Search the entries for the word "Intelligence" and pull out each line that has it.

=== MATERIAL TO PROCESS ===

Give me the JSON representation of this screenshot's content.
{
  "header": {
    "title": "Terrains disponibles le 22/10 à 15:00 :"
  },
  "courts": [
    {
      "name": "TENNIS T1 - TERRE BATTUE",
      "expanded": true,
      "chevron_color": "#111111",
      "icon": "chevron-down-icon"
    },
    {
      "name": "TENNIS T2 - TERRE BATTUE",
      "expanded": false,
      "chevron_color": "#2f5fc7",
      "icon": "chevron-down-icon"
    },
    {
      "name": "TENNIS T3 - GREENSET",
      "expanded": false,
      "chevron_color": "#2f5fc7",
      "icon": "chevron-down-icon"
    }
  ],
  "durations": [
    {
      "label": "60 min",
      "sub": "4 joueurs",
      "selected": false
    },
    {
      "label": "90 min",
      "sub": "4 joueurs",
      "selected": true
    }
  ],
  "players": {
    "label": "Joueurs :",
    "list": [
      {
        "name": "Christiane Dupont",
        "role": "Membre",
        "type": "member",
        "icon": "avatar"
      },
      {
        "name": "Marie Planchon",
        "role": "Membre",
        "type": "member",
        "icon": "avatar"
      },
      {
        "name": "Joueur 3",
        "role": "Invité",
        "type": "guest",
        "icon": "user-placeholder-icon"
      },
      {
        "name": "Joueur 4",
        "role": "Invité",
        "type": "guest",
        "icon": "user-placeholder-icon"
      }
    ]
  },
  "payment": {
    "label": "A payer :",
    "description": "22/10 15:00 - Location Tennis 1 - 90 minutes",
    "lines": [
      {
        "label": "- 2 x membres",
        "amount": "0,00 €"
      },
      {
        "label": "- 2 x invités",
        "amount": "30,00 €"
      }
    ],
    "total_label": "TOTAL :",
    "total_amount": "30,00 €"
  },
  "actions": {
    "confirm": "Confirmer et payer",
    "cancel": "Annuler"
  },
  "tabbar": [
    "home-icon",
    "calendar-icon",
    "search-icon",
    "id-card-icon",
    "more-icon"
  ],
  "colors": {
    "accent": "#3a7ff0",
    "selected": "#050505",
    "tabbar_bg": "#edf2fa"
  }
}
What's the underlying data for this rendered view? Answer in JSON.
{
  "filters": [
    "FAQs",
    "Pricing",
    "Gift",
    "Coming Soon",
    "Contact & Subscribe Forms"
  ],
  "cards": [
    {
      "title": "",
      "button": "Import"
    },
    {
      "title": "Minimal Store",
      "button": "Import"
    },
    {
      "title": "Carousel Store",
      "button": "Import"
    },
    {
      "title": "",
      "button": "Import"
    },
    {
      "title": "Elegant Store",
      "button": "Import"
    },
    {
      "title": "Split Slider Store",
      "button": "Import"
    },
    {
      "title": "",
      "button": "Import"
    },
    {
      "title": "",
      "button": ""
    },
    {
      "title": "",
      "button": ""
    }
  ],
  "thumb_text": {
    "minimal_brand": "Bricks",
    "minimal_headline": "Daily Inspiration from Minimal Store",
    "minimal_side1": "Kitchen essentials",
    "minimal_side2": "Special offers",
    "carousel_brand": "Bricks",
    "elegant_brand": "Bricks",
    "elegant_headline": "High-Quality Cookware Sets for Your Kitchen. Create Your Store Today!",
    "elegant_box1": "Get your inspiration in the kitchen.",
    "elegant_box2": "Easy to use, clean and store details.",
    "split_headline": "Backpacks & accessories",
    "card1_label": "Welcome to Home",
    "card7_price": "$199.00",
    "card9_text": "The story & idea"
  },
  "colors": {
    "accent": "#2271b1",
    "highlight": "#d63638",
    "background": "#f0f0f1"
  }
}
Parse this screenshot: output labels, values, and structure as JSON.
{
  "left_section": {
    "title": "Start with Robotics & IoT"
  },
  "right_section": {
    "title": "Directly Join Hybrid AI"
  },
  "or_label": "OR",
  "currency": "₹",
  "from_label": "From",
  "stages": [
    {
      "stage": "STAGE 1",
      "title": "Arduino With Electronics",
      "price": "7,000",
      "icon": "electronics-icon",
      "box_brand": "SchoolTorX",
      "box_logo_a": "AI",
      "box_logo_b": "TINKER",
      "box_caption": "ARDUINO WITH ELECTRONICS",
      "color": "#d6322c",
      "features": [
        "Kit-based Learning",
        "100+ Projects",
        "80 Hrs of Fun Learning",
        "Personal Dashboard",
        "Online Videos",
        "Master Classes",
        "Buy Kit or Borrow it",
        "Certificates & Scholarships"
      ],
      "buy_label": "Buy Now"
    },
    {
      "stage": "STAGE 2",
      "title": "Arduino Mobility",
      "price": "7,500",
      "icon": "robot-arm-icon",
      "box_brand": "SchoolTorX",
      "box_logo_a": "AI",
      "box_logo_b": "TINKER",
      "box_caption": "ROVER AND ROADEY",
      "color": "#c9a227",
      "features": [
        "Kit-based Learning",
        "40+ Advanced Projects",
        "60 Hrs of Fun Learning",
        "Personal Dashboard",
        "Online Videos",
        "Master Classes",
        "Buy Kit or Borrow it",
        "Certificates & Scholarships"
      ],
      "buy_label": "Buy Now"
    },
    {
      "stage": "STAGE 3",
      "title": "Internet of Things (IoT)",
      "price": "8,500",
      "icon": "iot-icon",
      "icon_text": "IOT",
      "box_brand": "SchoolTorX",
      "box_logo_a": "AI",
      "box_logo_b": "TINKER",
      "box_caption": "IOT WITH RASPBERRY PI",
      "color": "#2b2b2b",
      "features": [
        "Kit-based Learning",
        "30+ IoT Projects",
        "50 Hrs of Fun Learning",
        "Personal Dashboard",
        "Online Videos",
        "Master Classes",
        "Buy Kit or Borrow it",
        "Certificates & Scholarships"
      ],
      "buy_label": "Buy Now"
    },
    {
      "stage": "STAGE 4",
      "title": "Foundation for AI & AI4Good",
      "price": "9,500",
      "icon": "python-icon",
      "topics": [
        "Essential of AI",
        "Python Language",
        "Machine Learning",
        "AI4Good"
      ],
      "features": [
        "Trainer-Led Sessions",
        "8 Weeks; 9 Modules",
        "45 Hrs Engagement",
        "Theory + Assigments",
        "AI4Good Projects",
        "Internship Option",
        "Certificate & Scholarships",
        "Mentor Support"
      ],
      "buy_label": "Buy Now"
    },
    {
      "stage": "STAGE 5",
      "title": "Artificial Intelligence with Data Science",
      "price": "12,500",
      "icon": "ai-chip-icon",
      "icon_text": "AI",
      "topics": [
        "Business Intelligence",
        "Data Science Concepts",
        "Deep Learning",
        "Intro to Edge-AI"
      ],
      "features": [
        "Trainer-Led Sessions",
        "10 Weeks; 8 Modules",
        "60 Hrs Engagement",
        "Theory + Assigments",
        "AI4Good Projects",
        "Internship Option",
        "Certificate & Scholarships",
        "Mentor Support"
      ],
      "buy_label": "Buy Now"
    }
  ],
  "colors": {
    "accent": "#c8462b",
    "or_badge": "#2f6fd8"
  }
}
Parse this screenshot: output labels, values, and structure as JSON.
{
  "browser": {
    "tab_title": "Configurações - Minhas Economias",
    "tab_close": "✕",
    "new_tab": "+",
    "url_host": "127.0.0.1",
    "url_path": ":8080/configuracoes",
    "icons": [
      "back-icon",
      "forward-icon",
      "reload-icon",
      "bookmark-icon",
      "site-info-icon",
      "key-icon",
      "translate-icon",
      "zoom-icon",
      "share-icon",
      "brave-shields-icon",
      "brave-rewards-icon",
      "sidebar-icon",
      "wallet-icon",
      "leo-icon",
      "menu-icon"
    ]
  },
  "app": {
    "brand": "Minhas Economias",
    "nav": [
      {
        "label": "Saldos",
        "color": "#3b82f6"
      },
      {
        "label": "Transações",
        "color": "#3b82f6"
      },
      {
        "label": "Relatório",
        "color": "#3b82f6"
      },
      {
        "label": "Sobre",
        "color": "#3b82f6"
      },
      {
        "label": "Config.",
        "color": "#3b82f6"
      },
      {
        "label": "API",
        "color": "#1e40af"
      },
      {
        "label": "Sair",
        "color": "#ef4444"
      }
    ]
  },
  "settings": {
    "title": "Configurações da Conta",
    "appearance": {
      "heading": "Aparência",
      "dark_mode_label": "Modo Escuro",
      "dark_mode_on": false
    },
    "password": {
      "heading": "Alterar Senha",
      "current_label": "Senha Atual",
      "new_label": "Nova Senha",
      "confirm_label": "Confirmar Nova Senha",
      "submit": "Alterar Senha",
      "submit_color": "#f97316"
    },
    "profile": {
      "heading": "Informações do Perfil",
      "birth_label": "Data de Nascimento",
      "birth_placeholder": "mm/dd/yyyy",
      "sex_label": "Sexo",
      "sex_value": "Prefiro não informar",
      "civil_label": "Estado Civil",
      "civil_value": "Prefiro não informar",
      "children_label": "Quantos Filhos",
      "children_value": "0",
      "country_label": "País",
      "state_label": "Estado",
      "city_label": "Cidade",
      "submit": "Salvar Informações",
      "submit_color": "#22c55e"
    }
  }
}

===

▶ **SOLUTION TO THIS TASK**
      "title": "Artificial Intelligence with Data Science",
        "Business Intelligence",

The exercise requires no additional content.